For another programmer to come in and easily make changes to the code, you also have to ensure the following:
- You took into account that all the methods and classes were small and only had a single responsibility.
- Each class had a clear and concise API.
- The classes and methods were predictable and worked as expected.
- The code is easily understood, changeable, and testable.
- The code has its own unit tests.
So if you want to be a clean coder, you have to make sure that you have a complete understanding of the problem before you write a single line of code.
Clean coding is at the heart of minimizing technical debt, delivering on time, and is vital to building a foundation that will help extend the lifecycle of your application.
When the code is written poorly, you’re not going to have a solid foundation to build on. So it’s going to be more involved, demand more of your time, and cost a lot of money.
How To Make Sure You Deliver Clean Code
Everyone has their own take on writing clean code. However, a good place to start is to read some books on the best way to approach it.
Osman Ahmed Osman, Engineering Manager at Quora, recommends reading the following:

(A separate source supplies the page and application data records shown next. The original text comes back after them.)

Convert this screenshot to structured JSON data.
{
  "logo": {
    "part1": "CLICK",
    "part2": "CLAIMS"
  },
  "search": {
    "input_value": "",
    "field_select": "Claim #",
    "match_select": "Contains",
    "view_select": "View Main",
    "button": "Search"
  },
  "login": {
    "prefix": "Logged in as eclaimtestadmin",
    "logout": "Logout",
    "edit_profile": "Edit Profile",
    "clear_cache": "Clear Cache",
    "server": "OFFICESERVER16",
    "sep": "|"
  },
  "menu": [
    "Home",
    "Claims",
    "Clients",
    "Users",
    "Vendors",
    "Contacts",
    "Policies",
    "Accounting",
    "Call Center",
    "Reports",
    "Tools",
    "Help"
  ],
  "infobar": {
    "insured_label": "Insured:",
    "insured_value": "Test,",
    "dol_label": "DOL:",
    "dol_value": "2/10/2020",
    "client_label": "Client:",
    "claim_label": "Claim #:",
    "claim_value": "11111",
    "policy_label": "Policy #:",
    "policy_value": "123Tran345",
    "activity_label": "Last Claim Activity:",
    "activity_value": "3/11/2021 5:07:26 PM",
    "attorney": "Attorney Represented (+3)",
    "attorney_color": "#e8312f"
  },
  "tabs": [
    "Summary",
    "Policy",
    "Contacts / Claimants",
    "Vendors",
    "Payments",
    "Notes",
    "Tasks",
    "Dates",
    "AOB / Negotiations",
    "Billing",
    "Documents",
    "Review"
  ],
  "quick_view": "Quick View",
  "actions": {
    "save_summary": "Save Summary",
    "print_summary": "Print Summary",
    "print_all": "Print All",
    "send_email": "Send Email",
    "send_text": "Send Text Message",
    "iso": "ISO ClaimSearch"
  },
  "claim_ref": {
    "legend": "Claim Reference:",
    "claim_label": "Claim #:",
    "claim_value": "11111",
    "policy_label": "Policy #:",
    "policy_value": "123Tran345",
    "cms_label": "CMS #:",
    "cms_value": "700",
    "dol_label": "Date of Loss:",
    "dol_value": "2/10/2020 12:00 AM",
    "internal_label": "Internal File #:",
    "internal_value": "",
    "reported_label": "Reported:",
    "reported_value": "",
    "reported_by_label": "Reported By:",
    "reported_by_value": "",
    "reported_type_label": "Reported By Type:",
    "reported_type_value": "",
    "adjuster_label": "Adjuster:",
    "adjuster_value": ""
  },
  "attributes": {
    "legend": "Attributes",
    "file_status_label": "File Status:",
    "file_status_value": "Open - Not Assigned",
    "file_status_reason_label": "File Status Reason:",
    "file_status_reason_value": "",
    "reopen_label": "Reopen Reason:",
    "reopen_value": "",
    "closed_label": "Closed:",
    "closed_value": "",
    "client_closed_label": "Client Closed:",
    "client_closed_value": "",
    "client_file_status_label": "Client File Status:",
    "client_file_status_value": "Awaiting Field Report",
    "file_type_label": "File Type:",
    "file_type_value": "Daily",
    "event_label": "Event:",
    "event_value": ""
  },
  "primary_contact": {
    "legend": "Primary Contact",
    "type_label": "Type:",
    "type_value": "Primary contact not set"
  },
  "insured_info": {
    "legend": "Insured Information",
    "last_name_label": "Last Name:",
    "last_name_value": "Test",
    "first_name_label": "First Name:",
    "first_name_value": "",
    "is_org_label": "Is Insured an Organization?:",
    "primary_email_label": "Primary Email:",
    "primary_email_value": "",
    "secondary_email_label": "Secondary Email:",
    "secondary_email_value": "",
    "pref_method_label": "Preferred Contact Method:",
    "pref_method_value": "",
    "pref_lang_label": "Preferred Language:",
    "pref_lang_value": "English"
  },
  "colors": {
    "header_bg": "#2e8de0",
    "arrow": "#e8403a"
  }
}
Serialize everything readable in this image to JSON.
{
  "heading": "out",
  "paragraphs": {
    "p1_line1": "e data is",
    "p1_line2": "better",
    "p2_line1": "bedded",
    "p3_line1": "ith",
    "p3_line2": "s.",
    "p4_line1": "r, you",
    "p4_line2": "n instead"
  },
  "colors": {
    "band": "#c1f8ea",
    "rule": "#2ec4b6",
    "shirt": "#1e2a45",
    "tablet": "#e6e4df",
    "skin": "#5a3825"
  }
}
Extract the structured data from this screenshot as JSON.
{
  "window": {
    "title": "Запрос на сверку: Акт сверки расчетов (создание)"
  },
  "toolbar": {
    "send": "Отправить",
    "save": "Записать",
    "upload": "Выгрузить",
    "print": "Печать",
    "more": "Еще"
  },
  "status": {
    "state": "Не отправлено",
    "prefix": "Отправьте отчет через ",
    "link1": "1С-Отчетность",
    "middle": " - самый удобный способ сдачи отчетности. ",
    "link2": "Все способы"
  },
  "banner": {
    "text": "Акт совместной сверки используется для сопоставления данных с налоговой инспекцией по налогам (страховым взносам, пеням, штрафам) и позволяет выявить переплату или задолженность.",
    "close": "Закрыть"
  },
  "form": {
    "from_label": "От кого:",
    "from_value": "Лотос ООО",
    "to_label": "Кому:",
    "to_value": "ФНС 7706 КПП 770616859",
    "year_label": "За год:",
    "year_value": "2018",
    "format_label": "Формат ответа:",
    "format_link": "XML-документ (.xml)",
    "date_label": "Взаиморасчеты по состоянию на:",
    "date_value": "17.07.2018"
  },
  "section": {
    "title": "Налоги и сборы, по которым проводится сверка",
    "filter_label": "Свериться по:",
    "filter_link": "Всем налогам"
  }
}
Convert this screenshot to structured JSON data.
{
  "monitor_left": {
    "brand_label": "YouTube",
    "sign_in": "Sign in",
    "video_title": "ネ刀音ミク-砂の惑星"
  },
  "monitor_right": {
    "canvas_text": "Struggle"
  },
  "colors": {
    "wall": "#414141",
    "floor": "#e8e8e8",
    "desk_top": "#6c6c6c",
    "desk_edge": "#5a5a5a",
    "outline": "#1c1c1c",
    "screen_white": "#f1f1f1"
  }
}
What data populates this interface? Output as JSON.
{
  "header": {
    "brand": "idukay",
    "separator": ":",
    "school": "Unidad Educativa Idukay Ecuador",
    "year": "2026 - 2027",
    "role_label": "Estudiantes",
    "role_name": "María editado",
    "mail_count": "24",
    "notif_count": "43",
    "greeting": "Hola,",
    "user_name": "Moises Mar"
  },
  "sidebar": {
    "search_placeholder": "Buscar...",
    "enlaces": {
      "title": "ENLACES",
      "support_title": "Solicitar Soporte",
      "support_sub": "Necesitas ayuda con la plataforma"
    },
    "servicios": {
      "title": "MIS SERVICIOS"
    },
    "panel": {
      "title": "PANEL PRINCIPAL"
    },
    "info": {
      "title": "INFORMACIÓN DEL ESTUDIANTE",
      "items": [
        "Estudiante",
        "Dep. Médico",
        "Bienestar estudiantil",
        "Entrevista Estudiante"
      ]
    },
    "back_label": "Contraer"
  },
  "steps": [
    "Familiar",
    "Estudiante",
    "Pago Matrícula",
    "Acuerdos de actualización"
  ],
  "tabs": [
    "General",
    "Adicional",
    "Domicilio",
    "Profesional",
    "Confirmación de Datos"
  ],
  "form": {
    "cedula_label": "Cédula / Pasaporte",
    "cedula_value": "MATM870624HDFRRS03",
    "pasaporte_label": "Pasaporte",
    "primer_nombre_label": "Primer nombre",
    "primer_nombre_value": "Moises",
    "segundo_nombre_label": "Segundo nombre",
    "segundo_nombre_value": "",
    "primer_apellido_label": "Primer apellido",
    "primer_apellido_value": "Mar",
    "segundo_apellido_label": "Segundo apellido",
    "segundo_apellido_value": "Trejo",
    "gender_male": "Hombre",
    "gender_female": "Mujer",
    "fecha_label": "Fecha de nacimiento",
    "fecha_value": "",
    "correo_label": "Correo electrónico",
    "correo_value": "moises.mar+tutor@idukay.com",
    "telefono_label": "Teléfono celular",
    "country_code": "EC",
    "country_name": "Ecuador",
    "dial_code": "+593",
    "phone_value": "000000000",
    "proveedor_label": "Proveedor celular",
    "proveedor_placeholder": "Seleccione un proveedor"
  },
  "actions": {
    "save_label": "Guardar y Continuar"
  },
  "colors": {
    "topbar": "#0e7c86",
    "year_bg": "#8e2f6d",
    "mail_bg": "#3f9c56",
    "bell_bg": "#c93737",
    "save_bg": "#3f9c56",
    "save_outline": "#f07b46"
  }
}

- Clean Code: A Handbook of Agile Software Craftsmanship, by Robert C. Martin
- Code Complete: A Practical Handbook of Software Construction, by Steve McConnell
- KISS: Keep it simple, stupid
- MVC: Model View Controller (Architecture principle)
- DRY: Don’t repeat yourself
- YAGNI: You ain’t gonna need it
- RASAP: Refactor as soon as possible
There are a ton of design patterns out there, so take advantage of them. Someone else has probably resolved your current problem, so that’s an excellent place to start. There’s no need to reinvent the wheel here, there are loads of libraries that you can leverage to solve even the most complex problems in software development.
When you’re working in a team, it’s imperative to set up some coding standard and conventions first. This will help negate a scenario where you end up with different types of code that follows different coding styles (and naming conventions).
There are also a bunch of clean code verification tools you can use to test the quality of your code. Some of these clean code tools are as follows:
- Klocwork (for Java and C++ programming)
- PHP Mess Detector (for PHP programming)
- SonarQube (for 20+ programming languages)
There are many more clean code verification tools in the marketplace, so it’s best to first try them out and commit to a tool that suits your style and current coding project.
Delivering clean code is all about doing things right from the beginning. It’s definitely worth the effort because when you build quality, working software, you end up with a product that can be improved continuously, rapidly, and cost-effectively.
It’s also just the right thing for a human being to do!
While many managers and Product Owners might pressure you to neglect writing good code because of the requirements or the schedule, it’s your job to do it right and stand up for clean code.
In the end, the odds are stacked up in your favor because quality code boosts the overall value of the product, keeps costs down, and makes updates and maintenance a breeze. So keep it simple!